Entries from a dataset of interfaces:
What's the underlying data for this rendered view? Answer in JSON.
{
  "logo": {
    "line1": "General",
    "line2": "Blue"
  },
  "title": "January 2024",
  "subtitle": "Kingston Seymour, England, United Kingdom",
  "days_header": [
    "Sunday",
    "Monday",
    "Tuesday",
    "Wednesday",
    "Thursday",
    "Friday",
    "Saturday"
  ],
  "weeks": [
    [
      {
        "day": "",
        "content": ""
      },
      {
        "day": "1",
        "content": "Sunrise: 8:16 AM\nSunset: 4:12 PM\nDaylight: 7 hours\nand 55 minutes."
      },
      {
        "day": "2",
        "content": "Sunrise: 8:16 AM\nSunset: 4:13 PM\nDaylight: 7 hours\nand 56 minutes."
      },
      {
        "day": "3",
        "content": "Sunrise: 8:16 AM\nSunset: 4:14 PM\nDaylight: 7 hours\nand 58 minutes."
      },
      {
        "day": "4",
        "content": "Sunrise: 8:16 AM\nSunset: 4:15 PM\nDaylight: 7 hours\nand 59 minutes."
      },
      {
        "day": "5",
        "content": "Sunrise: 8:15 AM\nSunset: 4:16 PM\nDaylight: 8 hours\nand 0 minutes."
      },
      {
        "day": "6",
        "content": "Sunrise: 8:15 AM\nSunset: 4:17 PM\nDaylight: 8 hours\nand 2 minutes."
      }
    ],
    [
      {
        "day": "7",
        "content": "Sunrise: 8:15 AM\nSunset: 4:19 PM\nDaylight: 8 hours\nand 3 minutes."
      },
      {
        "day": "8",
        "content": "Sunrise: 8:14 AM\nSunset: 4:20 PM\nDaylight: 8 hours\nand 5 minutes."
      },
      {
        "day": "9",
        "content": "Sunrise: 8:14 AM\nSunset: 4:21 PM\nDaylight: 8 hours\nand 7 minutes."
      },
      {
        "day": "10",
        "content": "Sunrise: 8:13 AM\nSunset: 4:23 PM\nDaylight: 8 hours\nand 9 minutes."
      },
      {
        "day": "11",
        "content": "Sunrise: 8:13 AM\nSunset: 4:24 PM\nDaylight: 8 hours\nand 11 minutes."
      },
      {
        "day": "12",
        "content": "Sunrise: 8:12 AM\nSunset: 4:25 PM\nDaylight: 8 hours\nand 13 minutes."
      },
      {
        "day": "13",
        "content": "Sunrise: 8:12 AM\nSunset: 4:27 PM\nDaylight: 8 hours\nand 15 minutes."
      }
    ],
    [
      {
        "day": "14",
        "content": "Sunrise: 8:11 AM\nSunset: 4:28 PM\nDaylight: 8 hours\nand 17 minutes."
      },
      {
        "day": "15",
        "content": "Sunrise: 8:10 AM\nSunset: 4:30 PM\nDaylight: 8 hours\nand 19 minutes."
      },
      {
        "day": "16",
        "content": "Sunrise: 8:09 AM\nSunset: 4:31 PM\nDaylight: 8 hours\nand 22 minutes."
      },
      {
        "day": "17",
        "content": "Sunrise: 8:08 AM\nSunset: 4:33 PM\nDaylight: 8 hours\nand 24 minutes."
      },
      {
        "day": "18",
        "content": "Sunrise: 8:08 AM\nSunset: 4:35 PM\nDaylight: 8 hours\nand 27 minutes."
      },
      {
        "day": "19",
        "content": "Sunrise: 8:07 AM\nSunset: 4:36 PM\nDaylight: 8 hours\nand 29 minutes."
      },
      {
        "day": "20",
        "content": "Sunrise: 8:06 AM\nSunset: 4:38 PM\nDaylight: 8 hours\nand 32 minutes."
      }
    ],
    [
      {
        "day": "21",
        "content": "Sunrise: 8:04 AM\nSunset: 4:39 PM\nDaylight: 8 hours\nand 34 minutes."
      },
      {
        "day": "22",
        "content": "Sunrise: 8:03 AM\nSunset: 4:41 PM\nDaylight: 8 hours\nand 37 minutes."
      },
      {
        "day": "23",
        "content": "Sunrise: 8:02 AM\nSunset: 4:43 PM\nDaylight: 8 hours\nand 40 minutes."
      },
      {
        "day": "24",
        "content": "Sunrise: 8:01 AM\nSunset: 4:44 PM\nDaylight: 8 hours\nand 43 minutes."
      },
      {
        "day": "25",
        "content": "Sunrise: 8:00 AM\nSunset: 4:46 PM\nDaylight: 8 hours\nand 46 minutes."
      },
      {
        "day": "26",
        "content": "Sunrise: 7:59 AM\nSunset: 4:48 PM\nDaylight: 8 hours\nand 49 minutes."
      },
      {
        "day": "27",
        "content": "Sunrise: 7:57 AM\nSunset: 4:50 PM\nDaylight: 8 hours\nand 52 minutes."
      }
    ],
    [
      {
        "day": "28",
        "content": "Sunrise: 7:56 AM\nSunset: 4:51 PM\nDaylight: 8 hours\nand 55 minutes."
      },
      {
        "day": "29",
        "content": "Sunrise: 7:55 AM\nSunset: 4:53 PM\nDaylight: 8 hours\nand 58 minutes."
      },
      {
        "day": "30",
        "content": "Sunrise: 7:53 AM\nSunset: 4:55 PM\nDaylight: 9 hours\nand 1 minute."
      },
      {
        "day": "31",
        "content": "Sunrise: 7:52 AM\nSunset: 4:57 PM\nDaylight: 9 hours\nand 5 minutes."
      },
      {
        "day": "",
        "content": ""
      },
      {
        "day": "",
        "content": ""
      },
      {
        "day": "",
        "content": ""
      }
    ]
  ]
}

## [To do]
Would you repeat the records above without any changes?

## [Output of the exercise]
What's the underlying data for this rendered view? Answer in JSON.
{
  "logo": {
    "line1": "General",
    "line2": "Blue"
  },
  "title": "January 2024",
  "subtitle": "Kingston Seymour, England, United Kingdom",
  "days_header": [
    "Sunday",
    "Monday",
    "Tuesday",
    "Wednesday",
    "Thursday",
    "Friday",
    "Saturday"
  ],
  "weeks": [
    [
      {
        "day": "",
        "content": ""
      },
      {
        "day": "1",
        "content": "Sunrise: 8:16 AM\nSunset: 4:12 PM\nDaylight: 7 hours\nand 55 minutes."
      },
      {
        "day": "2",
        "content": "Sunrise: 8:16 AM\nSunset: 4:13 PM\nDaylight: 7 hours\nand 56 minutes."
      },
      {
        "day": "3",
        "content": "Sunrise: 8:16 AM\nSunset: 4:14 PM\nDaylight: 7 hours\nand 58 minutes."
      },
      {
        "day": "4",
        "content": "Sunrise: 8:16 AM\nSunset: 4:15 PM\nDaylight: 7 hours\nand 59 minutes."
      },
      {
        "day": "5",
        "content": "Sunrise: 8:15 AM\nSunset: 4:16 PM\nDaylight: 8 hours\nand 0 minutes."
      },
      {
        "day": "6",
        "content": "Sunrise: 8:15 AM\nSunset: 4:17 PM\nDaylight: 8 hours\nand 2 minutes."
      }
    ],
    [
      {
        "day": "7",
        "content": "Sunrise: 8:15 AM\nSunset: 4:19 PM\nDaylight: 8 hours\nand 3 minutes."
      },
      {
        "day": "8",
        "content": "Sunrise: 8:14 AM\nSunset: 4:20 PM\nDaylight: 8 hours\nand 5 minutes."
      },
      {
        "day": "9",
        "content": "Sunrise: 8:14 AM\nSunset: 4:21 PM\nDaylight: 8 hours\nand 7 minutes."
      },
      {
        "day": "10",
        "content": "Sunrise: 8:13 AM\nSunset: 4:23 PM\nDaylight: 8 hours\nand 9 minutes."
      },
      {
        "day": "11",
        "content": "Sunrise: 8:13 AM\nSunset: 4:24 PM\nDaylight: 8 hours\nand 11 minutes."
      },
      {
        "day": "12",
        "content": "Sunrise: 8:12 AM\nSunset: 4:25 PM\nDaylight: 8 hours\nand 13 minutes."
      },
      {
        "day": "13",
        "content": "Sunrise: 8:12 AM\nSunset: 4:27 PM\nDaylight: 8 hours\nand 15 minutes."
      }
    ],
    [
      {
        "day": "14",
        "content": "Sunrise: 8:11 AM\nSunset: 4:28 PM\nDaylight: 8 hours\nand 17 minutes."
      },
      {
        "day": "15",
        "content": "Sunrise: 8:10 AM\nSunset: 4:30 PM\nDaylight: 8 hours\nand 19 minutes."
      },
      {
        "day": "16",
        "content": "Sunrise: 8:09 AM\nSunset: 4:31 PM\nDaylight: 8 hours\nand 22 minutes."
      },
      {
        "day": "17",
        "content": "Sunrise: 8:08 AM\nSunset: 4:33 PM\nDaylight: 8 hours\nand 24 minutes."
      },
      {
        "day": "18",
        "content": "Sunrise: 8:08 AM\nSunset: 4:35 PM\nDaylight: 8 hours\nand 27 minutes."
      },
      {
        "day": "19",
        "content": "Sunrise: 8:07 AM\nSunset: 4:36 PM\nDaylight: 8 hours\nand 29 minutes."
      },
      {
        "day": "20",
        "content": "Sunrise: 8:06 AM\nSunset: 4:38 PM\nDaylight: 8 hours\nand 32 minutes."
      }
    ],
    [
      {
        "day": "21",
        "content": "Sunrise: 8:04 AM\nSunset: 4:39 PM\nDaylight: 8 hours\nand 34 minutes."
      },
      {
        "day": "22",
        "content": "Sunrise: 8:03 AM\nSunset: 4:41 PM\nDaylight: 8 hours\nand 37 minutes."
      },
      {
        "day": "23",
        "content": "Sunrise: 8:02 AM\nSunset: 4:43 PM\nDaylight: 8 hours\nand 40 minutes."
      },
      {
        "day": "24",
        "content": "Sunrise: 8:01 AM\nSunset: 4:44 PM\nDaylight: 8 hours\nand 43 minutes."
      },
      {
        "day": "25",
        "content": "Sunrise: 8:00 AM\nSunset: 4:46 PM\nDaylight: 8 hours\nand 46 minutes."
      },
      {
        "day": "26",
        "content": "Sunrise: 7:59 AM\nSunset: 4:48 PM\nDaylight: 8 hours\nand 49 minutes."
      },
      {
        "day": "27",
        "content": "Sunrise: 7:57 AM\nSunset: 4:50 PM\nDaylight: 8 hours\nand 52 minutes."
      }
    ],
    [
      {
        "day": "28",
        "content": "Sunrise: 7:56 AM\nSunset: 4:51 PM\nDaylight: 8 hours\nand 55 minutes."
      },
      {
        "day": "29",
        "content": "Sunrise: 7:55 AM\nSunset: 4:53 PM\nDaylight: 8 hours\nand 58 minutes."
      },
      {
        "day": "30",
        "content": "Sunrise: 7:53 AM\nSunset: 4:55 PM\nDaylight: 9 hours\nand 1 minute."
      },
      {
        "day": "31",
        "content": "Sunrise: 7:52 AM\nSunset: 4:57 PM\nDaylight: 9 hours\nand 5 minutes."
      },
      {
        "day": "",
        "content": ""
      },
      {
        "day": "",
        "content": ""
      },
      {
        "day": "",
        "content": ""
      }
    ]
  ]
}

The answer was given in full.